» **GOAL OF THE EXERCISE**:
From the first line to the last, retype the records exactly without their images.

» **ENTRIES SUPPLIED**:
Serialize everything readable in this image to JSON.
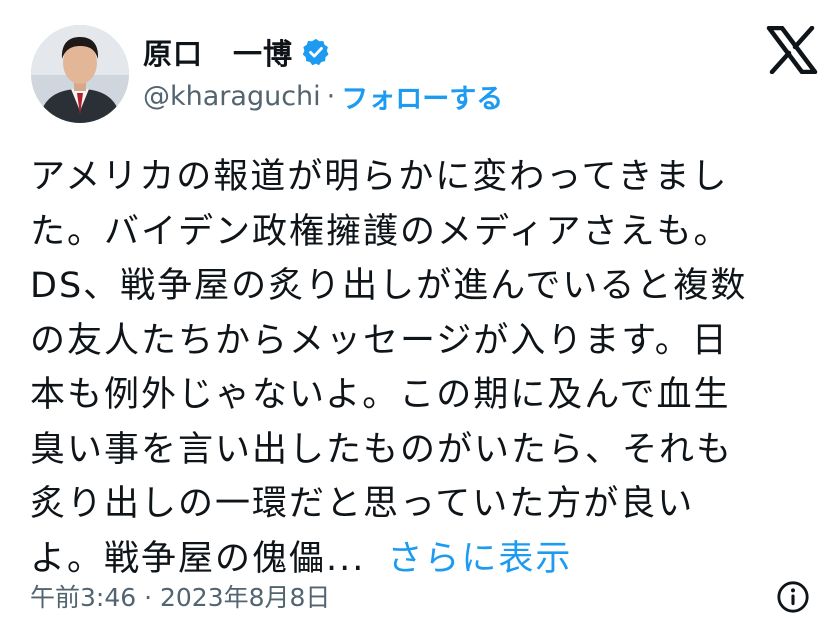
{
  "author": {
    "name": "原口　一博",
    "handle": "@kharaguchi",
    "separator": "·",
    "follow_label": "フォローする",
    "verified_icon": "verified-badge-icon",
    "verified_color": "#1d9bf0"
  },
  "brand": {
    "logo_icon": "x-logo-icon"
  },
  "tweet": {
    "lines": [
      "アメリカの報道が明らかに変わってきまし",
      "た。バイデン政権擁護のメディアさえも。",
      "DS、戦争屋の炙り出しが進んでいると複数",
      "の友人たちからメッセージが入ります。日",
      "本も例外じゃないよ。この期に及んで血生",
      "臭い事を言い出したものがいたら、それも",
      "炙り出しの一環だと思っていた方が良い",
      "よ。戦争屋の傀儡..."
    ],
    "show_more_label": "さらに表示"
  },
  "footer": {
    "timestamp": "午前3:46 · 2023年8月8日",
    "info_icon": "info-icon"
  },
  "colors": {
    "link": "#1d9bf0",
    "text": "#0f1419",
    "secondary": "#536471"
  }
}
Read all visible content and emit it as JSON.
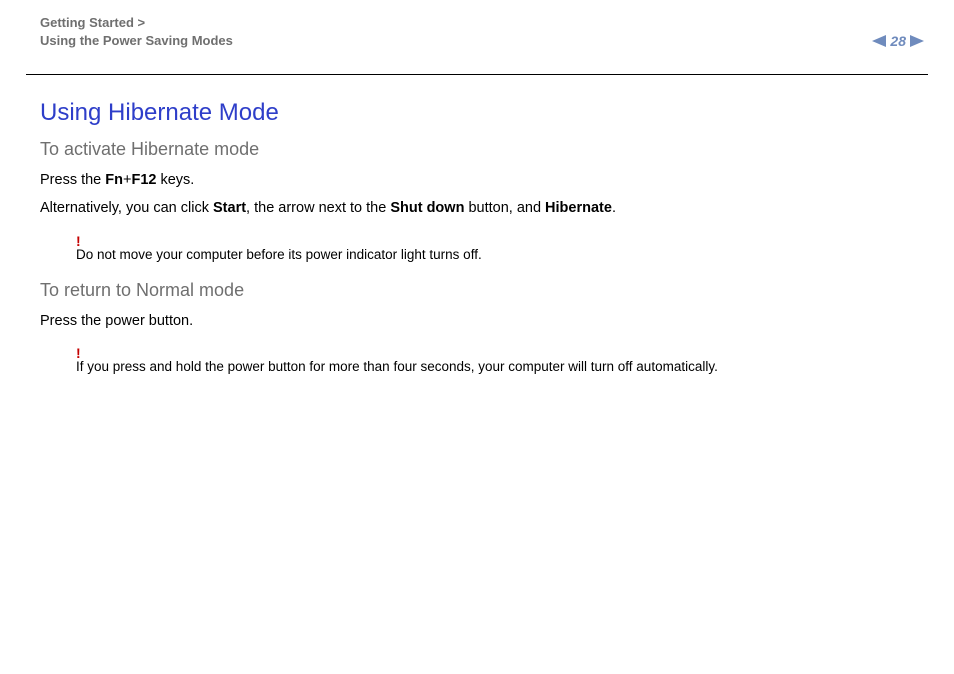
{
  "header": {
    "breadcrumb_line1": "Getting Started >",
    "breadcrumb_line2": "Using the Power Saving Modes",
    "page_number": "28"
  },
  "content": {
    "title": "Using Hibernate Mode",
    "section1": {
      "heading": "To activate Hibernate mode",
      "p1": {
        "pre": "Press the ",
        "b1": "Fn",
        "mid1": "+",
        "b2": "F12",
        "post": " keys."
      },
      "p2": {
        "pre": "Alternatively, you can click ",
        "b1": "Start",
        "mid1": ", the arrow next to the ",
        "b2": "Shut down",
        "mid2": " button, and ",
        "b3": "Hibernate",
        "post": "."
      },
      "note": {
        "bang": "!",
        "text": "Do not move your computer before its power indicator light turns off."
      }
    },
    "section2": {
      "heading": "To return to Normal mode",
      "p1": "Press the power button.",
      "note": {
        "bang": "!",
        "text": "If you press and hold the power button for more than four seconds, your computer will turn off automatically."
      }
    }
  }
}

» **RESULT OF THIS TASK**:
Serialize everything readable in this image to JSON.
{
  "author": {
    "name": "原口　一博",
    "handle": "@kharaguchi",
    "separator": "·",
    "follow_label": "フォローする",
    "verified_icon": "verified-badge-icon",
    "verified_color": "#1d9bf0"
  },
  "brand": {
    "logo_icon": "x-logo-icon"
  },
  "tweet": {
    "lines": [
      "アメリカの報道が明らかに変わってきまし",
      "た。バイデン政権擁護のメディアさえも。",
      "DS、戦争屋の炙り出しが進んでいると複数",
      "の友人たちからメッセージが入ります。日",
      "本も例外じゃないよ。この期に及んで血生",
      "臭い事を言い出したものがいたら、それも",
      "炙り出しの一環だと思っていた方が良い",
      "よ。戦争屋の傀儡..."
    ],
    "show_more_label": "さらに表示"
  },
  "footer": {
    "timestamp": "午前3:46 · 2023年8月8日",
    "info_icon": "info-icon"
  },
  "colors": {
    "link": "#1d9bf0",
    "text": "#0f1419",
    "secondary": "#536471"
  }
}
Read all visible content and emit it as JSON.
{
  "header": {
    "breadcrumb_line1": "Getting Started >",
    "breadcrumb_line2": "Using the Power Saving Modes",
    "page_number": "28"
  },
  "content": {
    "title": "Using Hibernate Mode",
    "section1": {
      "heading": "To activate Hibernate mode",
      "p1": {
        "pre": "Press the ",
        "b1": "Fn",
        "mid1": "+",
        "b2": "F12",
        "post": " keys."
      },
      "p2": {
        "pre": "Alternatively, you can click ",
        "b1": "Start",
        "mid1": ", the arrow next to the ",
        "b2": "Shut down",
        "mid2": " button, and ",
        "b3": "Hibernate",
        "post": "."
      },
      "note": {
        "bang": "!",
        "text": "Do not move your computer before its power indicator light turns off."
      }
    },
    "section2": {
      "heading": "To return to Normal mode",
      "p1": "Press the power button.",
      "note": {
        "bang": "!",
        "text": "If you press and hold the power button for more than four seconds, your computer will turn off automatically."
      }
    }
  }
}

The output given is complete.